1. It has to have great appeal to a certain audience (not everyone, but certain specific kinds of people). A book on fitness in general is not as publishable as a book on fitness for working moms. The more general audience books are for the well-established names in a field, not for new authors. (This tip alone could make you more publishable.)
2. Your approach to your topic has to be fresh in some way. “What makes your book unique?” is a key question.
The second step is to understand publishing today and how it works.
Publishing has been undergoing a massive sea change, especially in the past three years. These days it’s very difficult to take the traditional publishing path, in which you get a publisher to take on all the costs of publishing and pay you a royalty (percentage of sales–usually 7.5% of what they get after they give the bookstores their 55% discount). Publishers just don’t want to take the financial risk of publishing an author unless the author can practically guarantee they can sell a lot of books, because the author already has a large following (called an author “platform”).
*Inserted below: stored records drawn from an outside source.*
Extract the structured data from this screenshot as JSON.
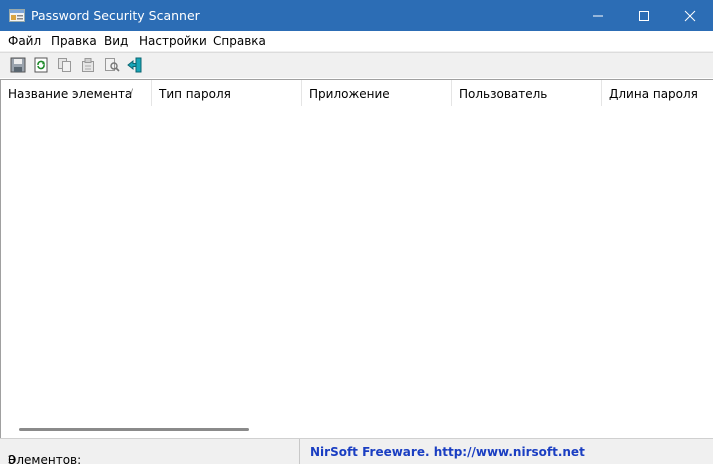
{
  "window": {
    "title": "Password Security Scanner",
    "icon": "app-window-icon",
    "controls": [
      "minimize-icon",
      "maximize-icon",
      "close-icon"
    ],
    "titlebar_color": "#2c6db5"
  },
  "menu": {
    "items": [
      "Файл",
      "Правка",
      "Вид",
      "Настройки",
      "Справка"
    ]
  },
  "toolbar": {
    "icons": [
      "save-icon",
      "refresh-icon",
      "copy-icon",
      "properties-icon",
      "find-icon",
      "exit-icon"
    ]
  },
  "table": {
    "columns": [
      "Название элемента",
      "Тип пароля",
      "Приложение",
      "Пользователь",
      "Длина пароля"
    ],
    "sort_indicator": "/",
    "rows": []
  },
  "status": {
    "items_label": "Элементов:",
    "items_count": "0",
    "credit": "NirSoft Freeware.  http://www.nirsoft.net",
    "credit_color": "#1a3ec2"
  }
}
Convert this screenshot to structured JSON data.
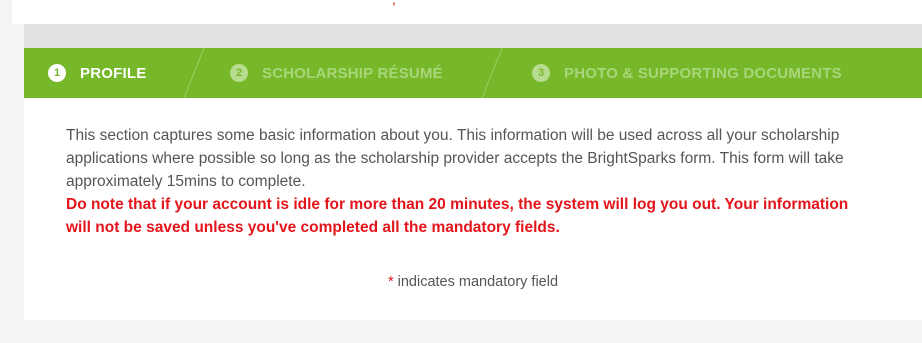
{
  "steps": [
    {
      "number": "1",
      "label": "PROFILE",
      "state": "active"
    },
    {
      "number": "2",
      "label": "SCHOLARSHIP RÉSUMÉ",
      "state": "inactive"
    },
    {
      "number": "3",
      "label": "PHOTO & SUPPORTING DOCUMENTS",
      "state": "inactive"
    }
  ],
  "intro": {
    "text": "This section captures some basic information about you. This information will be used across all your scholarship applications where possible so long as the scholarship provider accepts the BrightSparks form. This form will take approximately 15mins to complete."
  },
  "warning": {
    "text": "Do note that if your account is idle for more than 20 minutes, the system will log you out. Your information will not be saved unless you've completed all the mandatory fields."
  },
  "mandatory_note": {
    "asterisk": "*",
    "text": "indicates mandatory field"
  },
  "colors": {
    "step_bar_green": "#76b82a",
    "warning_red": "#e3141a",
    "body_text_grey": "#555555"
  }
}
So nowadays, you not only have to have a great idea, you have to demonstrate you already have a following. You have to demonstrate that a lot of people already know you and read you.
That’s why I tell new authors to start a blog, and start “testing” their ideas on a blog. If you have a large following of blog readers, this can impress a traditional publisher.
Of course, you can always go the “New Era publishing” route, and that’s to partner with a publisher that offers publishing services. Be careful, though; it’s not always obvious who the legitimate “partnership publishers” are and who are the “subsidy” or vanity publishers that will publish anyone and do nothing to help you market your book. I did an interview with Terry Whalin on publishing in general and this new model in particular that can help you figure out what is what.
There’s also a book called The Fine Print of Publishing by Mark Levine that goes over publishing contracts of 45 of these “publishing services” companies. Though it’s not exhaustive, it does point you to many of the better-known companies and shows what to look for an avoid.
Publishing is a complicated bag today. On the one hand, it’s easier than ever to publish a book–if you have some capital and some good guidance. On the other, it’s more difficult than ever to go the “traditional publisher” or royalty publisher route because publishers are cutting back and very risk aversive.
But if publishing a book is your dream, take heart! It can be done, now more than ever. Clarify that great idea, and do a little research on the publishing scene. As Winston Churchill said, “Never, never, never, never, NEVER give up!